Ever since the baffling trailer of Bawaal was released at an event in Dubai two weeks ago, fans of its lead stars Varun Dhawan and Janhvi Kapoor have been left wondering what acclaimed director Nitesh Tiwari's next offering might actually be.
Tragic love story? Time travel saga? Romantic comedy?
I am here to report that it's none of the above. In fact, I am still at a loss as to what the film actually is.
Dhawan plays Ajay Dixit, a history teacher from Lucknow who, ashamed of his very ordinary life, builds a carefully crafted image of a confident, seemingly wealthy and popular man. As a result, he's considered something of a hero by his students and extended community, much to the exasperation of his parents.
That sham image is also how he found his wife, Nisha (Kapoor), an independent and well-educated woman who's been unable to find a husband due to a medical disorder.
But their marriage unravels on the night of their wedding. And yet, despite the "saint" Nisha being made to sleep on the floor, they stay married because Ajay needs to keep up appearances.
While the story unfolds swiftly in the first few minutes, it's when the main narrative is set up that things begin to take a strange turn.
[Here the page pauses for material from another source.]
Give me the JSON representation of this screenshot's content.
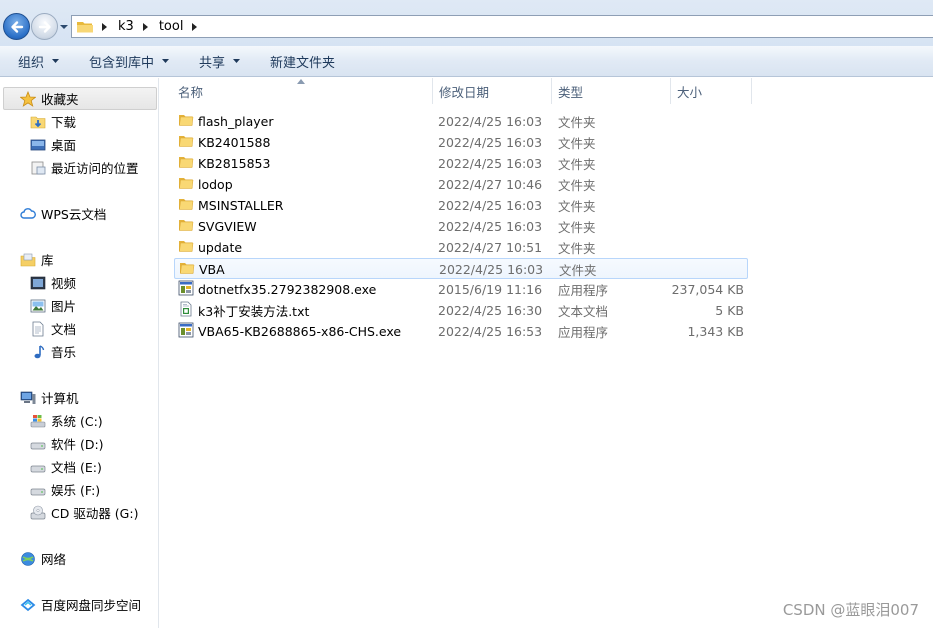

An incident at the school forces Ajay to take off on an unplanned trip across Europe, on a Second World War trail. The ever-forgiving Nisha also tags along. Because, you know, appearances.
As the couple travel through Paris, Normandy, Amsterdam, Berlin and Auschwitz, they relive the horrors of the deadliest conflict in history. Each scene then turns into a history lesson, with Tiwari inserting dramatic black-and-white recreations of the war at each location.
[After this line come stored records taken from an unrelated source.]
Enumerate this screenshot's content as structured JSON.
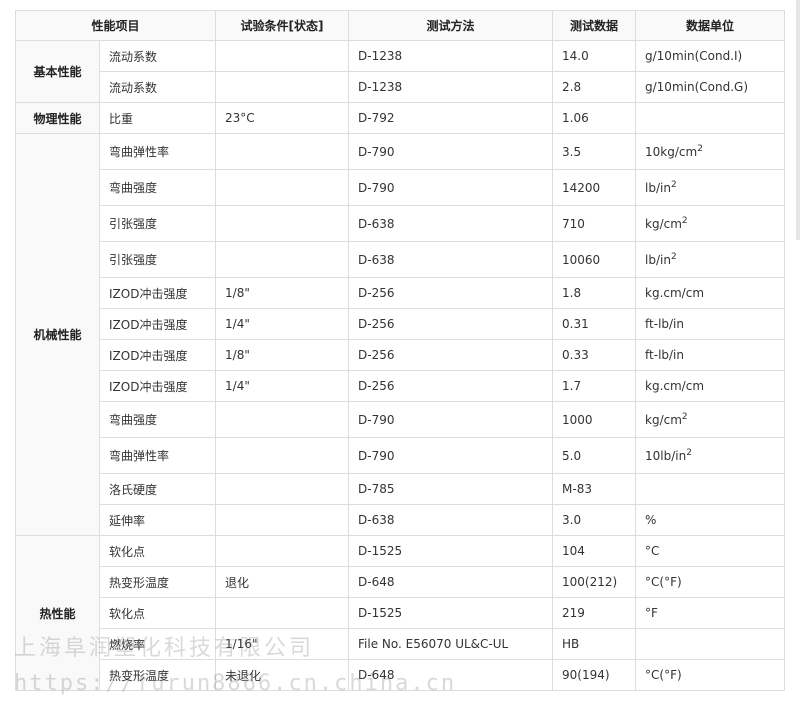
{
  "headers": [
    "性能项目",
    "试验条件[状态]",
    "测试方法",
    "测试数据",
    "数据单位"
  ],
  "groups": {
    "basic": "基本性能",
    "physical": "物理性能",
    "mechanical": "机械性能",
    "thermal": "热性能"
  },
  "rows": [
    {
      "item": "流动系数",
      "cond": "",
      "method": "D-1238",
      "value": "14.0",
      "unit": "g/10min(Cond.I)",
      "sup": ""
    },
    {
      "item": "流动系数",
      "cond": "",
      "method": "D-1238",
      "value": "2.8",
      "unit": "g/10min(Cond.G)",
      "sup": ""
    },
    {
      "item": "比重",
      "cond": "23°C",
      "method": "D-792",
      "value": "1.06",
      "unit": "",
      "sup": ""
    },
    {
      "item": "弯曲弹性率",
      "cond": "",
      "method": "D-790",
      "value": "3.5",
      "unit": "10kg/cm",
      "sup": "2"
    },
    {
      "item": "弯曲强度",
      "cond": "",
      "method": "D-790",
      "value": "14200",
      "unit": "lb/in",
      "sup": "2"
    },
    {
      "item": "引张强度",
      "cond": "",
      "method": "D-638",
      "value": "710",
      "unit": "kg/cm",
      "sup": "2"
    },
    {
      "item": "引张强度",
      "cond": "",
      "method": "D-638",
      "value": "10060",
      "unit": "lb/in",
      "sup": "2"
    },
    {
      "item": "IZOD冲击强度",
      "cond": "1/8\"",
      "method": "D-256",
      "value": "1.8",
      "unit": "kg.cm/cm",
      "sup": ""
    },
    {
      "item": "IZOD冲击强度",
      "cond": "1/4\"",
      "method": "D-256",
      "value": "0.31",
      "unit": "ft-lb/in",
      "sup": ""
    },
    {
      "item": "IZOD冲击强度",
      "cond": "1/8\"",
      "method": "D-256",
      "value": "0.33",
      "unit": "ft-lb/in",
      "sup": ""
    },
    {
      "item": "IZOD冲击强度",
      "cond": "1/4\"",
      "method": "D-256",
      "value": "1.7",
      "unit": "kg.cm/cm",
      "sup": ""
    },
    {
      "item": "弯曲强度",
      "cond": "",
      "method": "D-790",
      "value": "1000",
      "unit": "kg/cm",
      "sup": "2"
    },
    {
      "item": "弯曲弹性率",
      "cond": "",
      "method": "D-790",
      "value": "5.0",
      "unit": "10lb/in",
      "sup": "2"
    },
    {
      "item": "洛氏硬度",
      "cond": "",
      "method": "D-785",
      "value": "M-83",
      "unit": "",
      "sup": ""
    },
    {
      "item": "延伸率",
      "cond": "",
      "method": "D-638",
      "value": "3.0",
      "unit": "%",
      "sup": ""
    },
    {
      "item": "软化点",
      "cond": "",
      "method": "D-1525",
      "value": "104",
      "unit": "°C",
      "sup": ""
    },
    {
      "item": "热变形温度",
      "cond": "退化",
      "method": "D-648",
      "value": "100(212)",
      "unit": "°C(°F)",
      "sup": ""
    },
    {
      "item": "软化点",
      "cond": "",
      "method": "D-1525",
      "value": "219",
      "unit": "°F",
      "sup": ""
    },
    {
      "item": "燃烧率",
      "cond": "1/16\"",
      "method": "File No. E56070 UL&C-UL",
      "value": "HB",
      "unit": "",
      "sup": ""
    },
    {
      "item": "热变形温度",
      "cond": "未退化",
      "method": "D-648",
      "value": "90(194)",
      "unit": "°C(°F)",
      "sup": ""
    }
  ],
  "watermark": {
    "line1": "上海阜润塑化科技有限公司",
    "line2": "https://furun8866.cn.china.cn"
  }
}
The usually reliable Dhawan gives a grating performance, hamming up his exaggerated machismo to frustrating levels, while Kapoor's sacrificial Nisha is hardly given a chance to grow.
A tired Bollywood comedy schtick in the form of a colourful Gujarati family that Ajay and Nisha encounter on their travel, fails to stir any laughs either.
Tiwari co-wrote the story based off an idea by his wife, the writer and director Ashwiny Iyer Tiwari. It's baffling how the director who gave us films such as the heart-warming Chillar Party and the inspiring Dangal, would offer up this muddling tale of self-discovery that never finds itself.